→ Dataset extract
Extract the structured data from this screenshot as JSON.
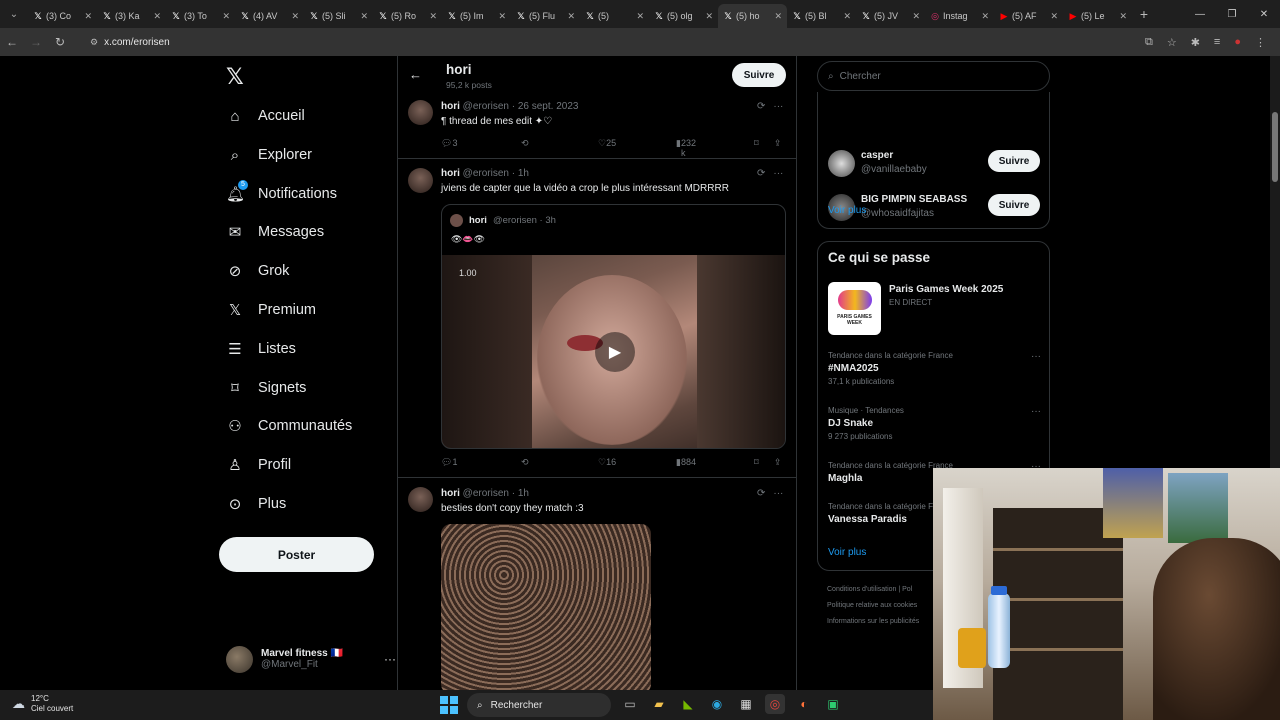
{
  "browser": {
    "tabs": [
      {
        "label": "(3) Co",
        "icon": "x-logo"
      },
      {
        "label": "(3) Ka",
        "icon": "x-logo"
      },
      {
        "label": "(3) To",
        "icon": "x-logo"
      },
      {
        "label": "(4) AV",
        "icon": "x-logo"
      },
      {
        "label": "(5) Sli",
        "icon": "x-logo"
      },
      {
        "label": "(5) Ro",
        "icon": "x-logo"
      },
      {
        "label": "(5) Im",
        "icon": "x-logo"
      },
      {
        "label": "(5) Flu",
        "icon": "x-logo"
      },
      {
        "label": "(5)",
        "icon": "x-logo"
      },
      {
        "label": "(5) olg",
        "icon": "x-logo"
      },
      {
        "label": "(5) ho",
        "icon": "x-logo",
        "active": true
      },
      {
        "label": "(5) Bl",
        "icon": "x-logo"
      },
      {
        "label": "(5) JV",
        "icon": "x-logo"
      },
      {
        "label": "Instag",
        "icon": "instagram-logo"
      },
      {
        "label": "(5) AF",
        "icon": "youtube-logo"
      },
      {
        "label": "(5) Le",
        "icon": "youtube-logo"
      }
    ],
    "url": "x.com/erorisen"
  },
  "leftnav": {
    "items": [
      {
        "label": "Accueil",
        "icon": "home-icon"
      },
      {
        "label": "Explorer",
        "icon": "search-icon"
      },
      {
        "label": "Notifications",
        "icon": "bell-icon",
        "badge": "5"
      },
      {
        "label": "Messages",
        "icon": "mail-icon"
      },
      {
        "label": "Grok",
        "icon": "grok-icon"
      },
      {
        "label": "Premium",
        "icon": "x-logo-icon"
      },
      {
        "label": "Listes",
        "icon": "list-icon"
      },
      {
        "label": "Signets",
        "icon": "bookmark-icon"
      },
      {
        "label": "Communautés",
        "icon": "people-icon"
      },
      {
        "label": "Profil",
        "icon": "person-icon"
      },
      {
        "label": "Plus",
        "icon": "more-circle-icon"
      }
    ],
    "post_label": "Poster",
    "account": {
      "name": "Marvel fitness 🇫🇷",
      "handle": "@Marvel_Fit"
    }
  },
  "timeline": {
    "title": "hori",
    "subtitle": "95,2 k posts",
    "follow_label": "Suivre",
    "tweets": [
      {
        "name": "hori",
        "meta": "@erorisen · 26 sept. 2023",
        "text": "¶ thread de mes edit ✦♡",
        "replies": "3",
        "likes": "25",
        "views": "232 k"
      },
      {
        "name": "hori",
        "meta": "@erorisen · 1h",
        "text": "jviens de capter que la vidéo a crop le plus intéressant MDRRRR",
        "quote": {
          "name": "hori",
          "meta": "@erorisen · 3h",
          "text": "👁👄👁",
          "speed": "1.00"
        },
        "replies": "1",
        "likes": "16",
        "views": "884"
      },
      {
        "name": "hori",
        "meta": "@erorisen · 1h",
        "text": "besties don't copy they match :3"
      }
    ]
  },
  "rightcol": {
    "search_placeholder": "Chercher",
    "suggestions": [
      {
        "name": "casper",
        "handle": "@vanillaebaby",
        "button": "Suivre"
      },
      {
        "name": "BIG PIMPIN SEABASS",
        "handle": "@whosaidfajitas",
        "button": "Suivre"
      }
    ],
    "voir_plus": "Voir plus",
    "happening_title": "Ce qui se passe",
    "event": {
      "title": "Paris Games Week 2025",
      "sub": "EN DIRECT",
      "image_text": "PARIS GAMES WEEK"
    },
    "trends": [
      {
        "category": "Tendance dans la catégorie France",
        "name": "#NMA2025",
        "count": "37,1 k publications"
      },
      {
        "category": "Musique · Tendances",
        "name": "DJ Snake",
        "count": "9 273 publications"
      },
      {
        "category": "Tendance dans la catégorie France",
        "name": "Maghla",
        "count": ""
      },
      {
        "category": "Tendance dans la catégorie France",
        "name": "Vanessa Paradis",
        "count": ""
      }
    ],
    "voir_plus2": "Voir plus",
    "footer": [
      "Conditions d'utilisation  |  Pol",
      "Politique relative aux cookies",
      "Informations sur les publicités"
    ]
  },
  "taskbar": {
    "temp": "12°C",
    "weather": "Ciel couvert",
    "search": "Rechercher"
  },
  "colors": {
    "accent": "#1d9bf0",
    "bg": "#000000",
    "border": "#2f3336",
    "muted": "#71767b"
  }
}
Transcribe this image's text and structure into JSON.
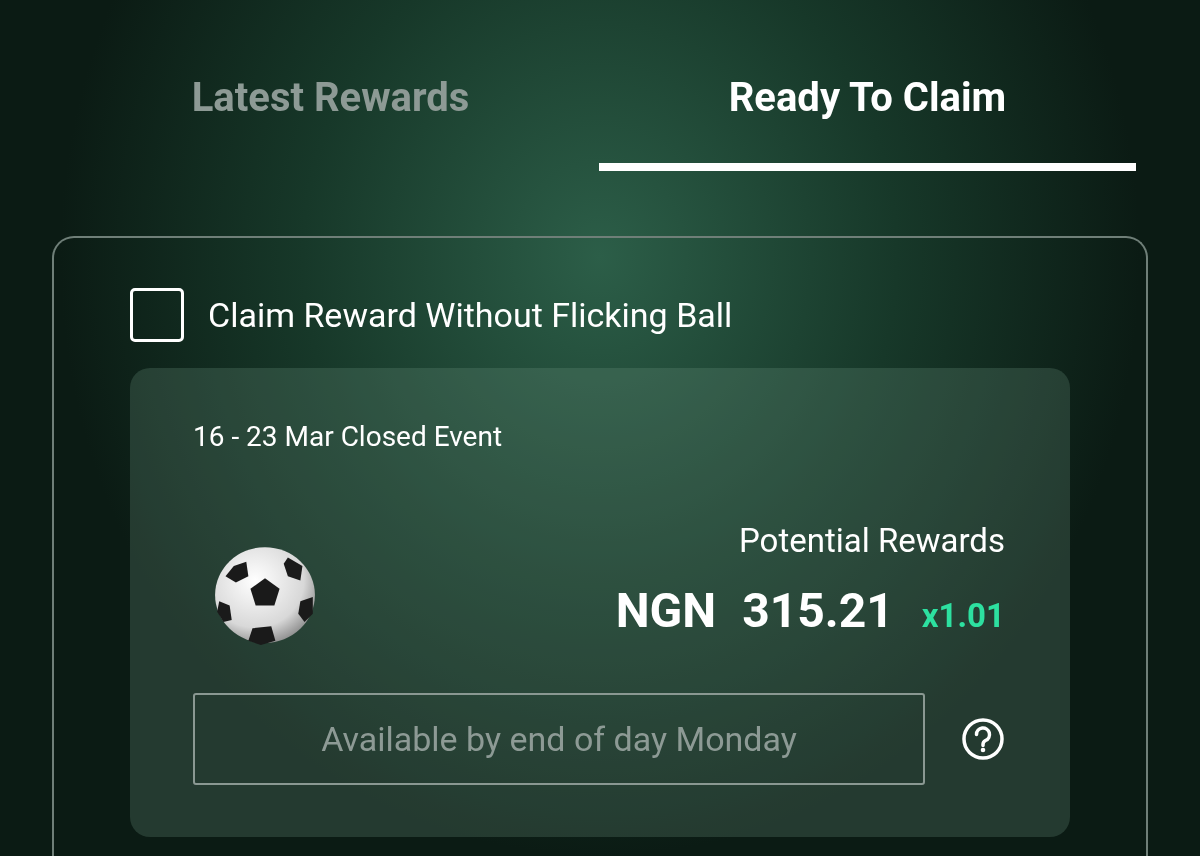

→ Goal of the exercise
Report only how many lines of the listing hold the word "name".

→ Output for this task
11